By requiring an initial payment from the Chinese side, the parties can isolate the problems and correct them before the foreign side begins work or takes risks by relying on the ability of the Chinese side to actually make payment. Our China lawyers are constantly getting called by American and European companies that have not received payment under their contracts with a Chinese entity and in many of those instances it is because their contract has not been drafted in a way that will permit payments to leave China.
Your receiving the first payment is NOT sufficient to pass the test. You as the recipient must also check that first payment for the following three things:
1. Was the payment actually made by the Chinese side from China (not Hong Kong), or was it made by another entity, perhaps located outside of China?

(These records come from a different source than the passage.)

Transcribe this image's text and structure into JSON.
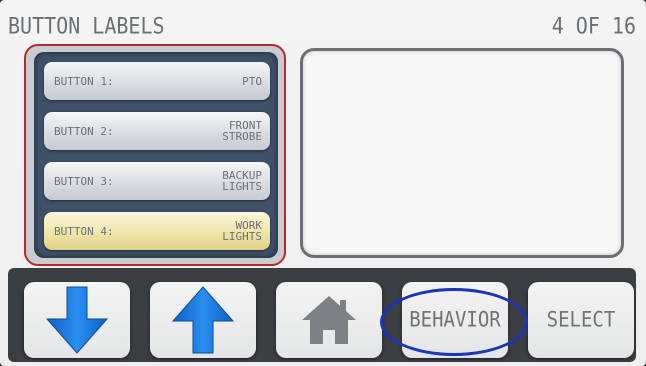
{
  "header": {
    "title": "BUTTON LABELS",
    "page_counter": "4 OF 16"
  },
  "labels": [
    {
      "name": "BUTTON 1:",
      "value_line1": "PTO",
      "value_line2": ""
    },
    {
      "name": "BUTTON 2:",
      "value_line1": "FRONT",
      "value_line2": "STROBE"
    },
    {
      "name": "BUTTON 3:",
      "value_line1": "BACKUP",
      "value_line2": "LIGHTS"
    },
    {
      "name": "BUTTON 4:",
      "value_line1": "WORK",
      "value_line2": "LIGHTS"
    }
  ],
  "selected_index": 3,
  "nav": {
    "down_icon": "arrow-down-icon",
    "up_icon": "arrow-up-icon",
    "home_icon": "home-icon",
    "behavior_label": "BEHAVIOR",
    "select_label": "SELECT"
  },
  "colors": {
    "panel_border": "#b52a2a",
    "arrow_blue": "#1e7ee0",
    "selected_highlight": "#f0e4a8",
    "annotation_circle": "#1a35b8"
  }
}
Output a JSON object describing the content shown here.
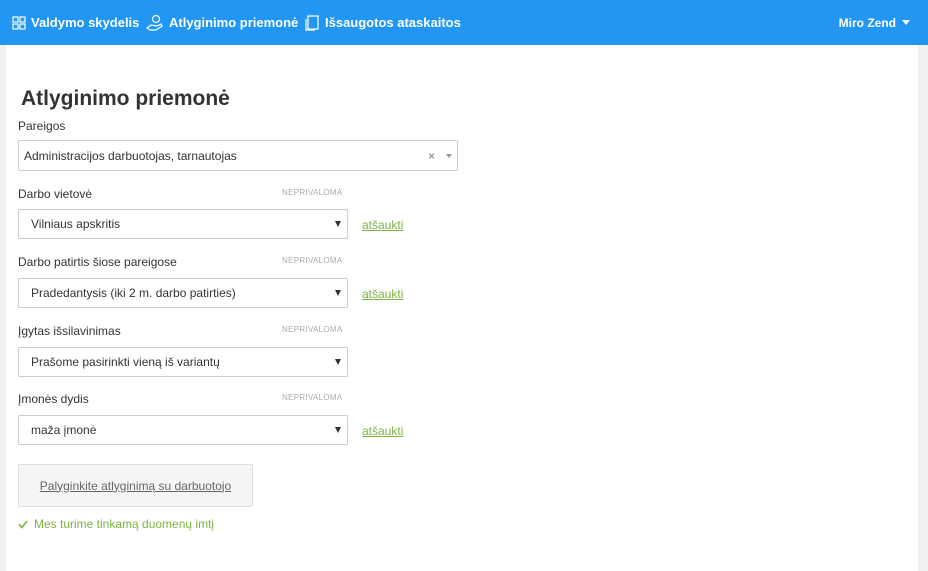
{
  "nav": {
    "items": [
      {
        "label": "Valdymo skydelis",
        "icon": "dashboard-grid-icon"
      },
      {
        "label": "Atlyginimo priemonė",
        "icon": "money-hand-icon"
      },
      {
        "label": "Išsaugotos ataskaitos",
        "icon": "documents-icon"
      }
    ],
    "user": "Miro Zend"
  },
  "page": {
    "title": "Atlyginimo priemonė"
  },
  "form": {
    "position": {
      "label": "Pareigos",
      "value": "Administracijos darbuotojas, tarnautojas"
    },
    "location": {
      "label": "Darbo vietovė",
      "optional": "NEPRIVALOMA",
      "value": "Vilniaus apskritis",
      "cancel": "atšaukti"
    },
    "experience": {
      "label": "Darbo patirtis šiose pareigose",
      "optional": "NEPRIVALOMA",
      "value": "Pradedantysis (iki 2 m. darbo patirties)",
      "cancel": "atšaukti"
    },
    "education": {
      "label": "Įgytas išsilavinimas",
      "optional": "NEPRIVALOMA",
      "value": "Prašome pasirinkti vieną iš variantų"
    },
    "company_size": {
      "label": "Įmonės dydis",
      "optional": "NEPRIVALOMA",
      "value": "maža įmonė",
      "cancel": "atšaukti"
    },
    "compare_button": "Palyginkite atlyginimą su darbuotojo",
    "status": "Mes turime tinkamą duomenų imtį"
  },
  "colors": {
    "navbar": "#2196f3",
    "accent_green": "#7cb342"
  }
}
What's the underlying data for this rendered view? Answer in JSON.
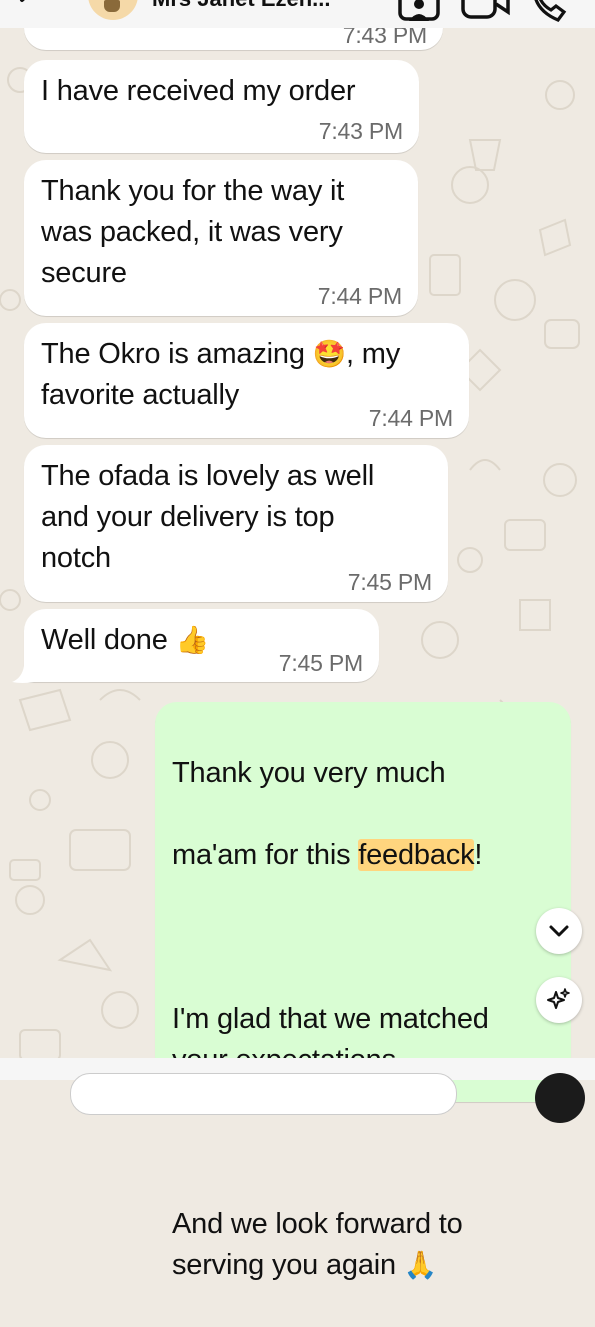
{
  "header": {
    "contact_name": "Mrs Janet Ezeh..."
  },
  "messages": [
    {
      "direction": "in",
      "text": "",
      "time": "7:43 PM"
    },
    {
      "direction": "in",
      "text": "I have received my order",
      "time": "7:43 PM"
    },
    {
      "direction": "in",
      "text": "Thank you for the way it\nwas packed, it was very\nsecure",
      "time": "7:44 PM"
    },
    {
      "direction": "in",
      "text_before": "The Okro is amazing ",
      "emoji": "🤩",
      "text_after": ", my\nfavorite actually",
      "time": "7:44 PM"
    },
    {
      "direction": "in",
      "text": "The ofada is lovely as well\nand your delivery is top\nnotch",
      "time": "7:45 PM"
    },
    {
      "direction": "in",
      "text": "Well done ",
      "emoji": "👍",
      "time": "7:45 PM"
    },
    {
      "direction": "out",
      "line1": "Thank you very much",
      "line2_before": "ma'am for this ",
      "line2_highlight": "feedback",
      "line2_after": "!",
      "para2": "I'm glad that we matched\nyour expectations",
      "para3": "And we look forward to\nserving you again ",
      "emoji": "🙏"
    }
  ],
  "icons": {
    "back": "chevron-left-icon",
    "profile": "contact-card-icon",
    "video": "video-camera-icon",
    "call": "phone-icon",
    "scroll": "chevron-down-icon",
    "ai": "sparkle-icon"
  },
  "colors": {
    "wallpaper": "#efeae2",
    "incoming_bubble": "#ffffff",
    "outgoing_bubble": "#d9fdd3",
    "highlight": "#ffd57e"
  }
}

2. Was the payment made through a standard Chinese foreign exchange bank, or was it made through some irregular payment mechanism such as a credit card or through a U.S. financial institution or by bitcoin?
3. Was the payment made in a single lump sum, or is the payment an aggregate of a number of separate transfers?
All of the above are common and these sorts of irregularities show the Chinese side did not obtain China-side approval for payment. This means the Chinese side failed the test and you now know you are facing significant risk for the later, more substantial payments.
Rule Number Three: Never get behind on getting your payments. Always get paid before you manufacture and ship your product. Get paid before you start the service work. Get your royalty payment at the beginning of the year, not the end. For the sale of your business (or shares in your business) and the sale of real estate, use a tight closing date with a substantial pre-closing escrow deposit.
In some cases, it is not possible to get all payments in advance. In such cases, you should avoid getting hit with the loss of your out of pocket costs. For example, in the sale of expensive and highly customized equipment, you should set your risk of non-payment by ensuring the initial installment from China will cover all of your manufacturing cost. The risk for final payment is then limited to your potential profits, and not to your out of pocket costs in material and labor.
A similar approach should be taken in other fields. For example, license payments may be split into a beginning of year fixed payment, with a variable payment based on sales or earnings paid at the end of the year. This approach ensures you will receive at least some payment to cover your costs and give you a basic level of profit. It is never advisable to depend substantially on a final payment from a Chinese company; it is almost always better to agree to a smaller, secure fee than to seek a higher fee that shifts payment risk away from the Chinese side.
There is always payment risk when dealing with payments from Chinese companies. To succeed in selling to Chinese entities, you must recognize the risks and mitigate against those risks as described above.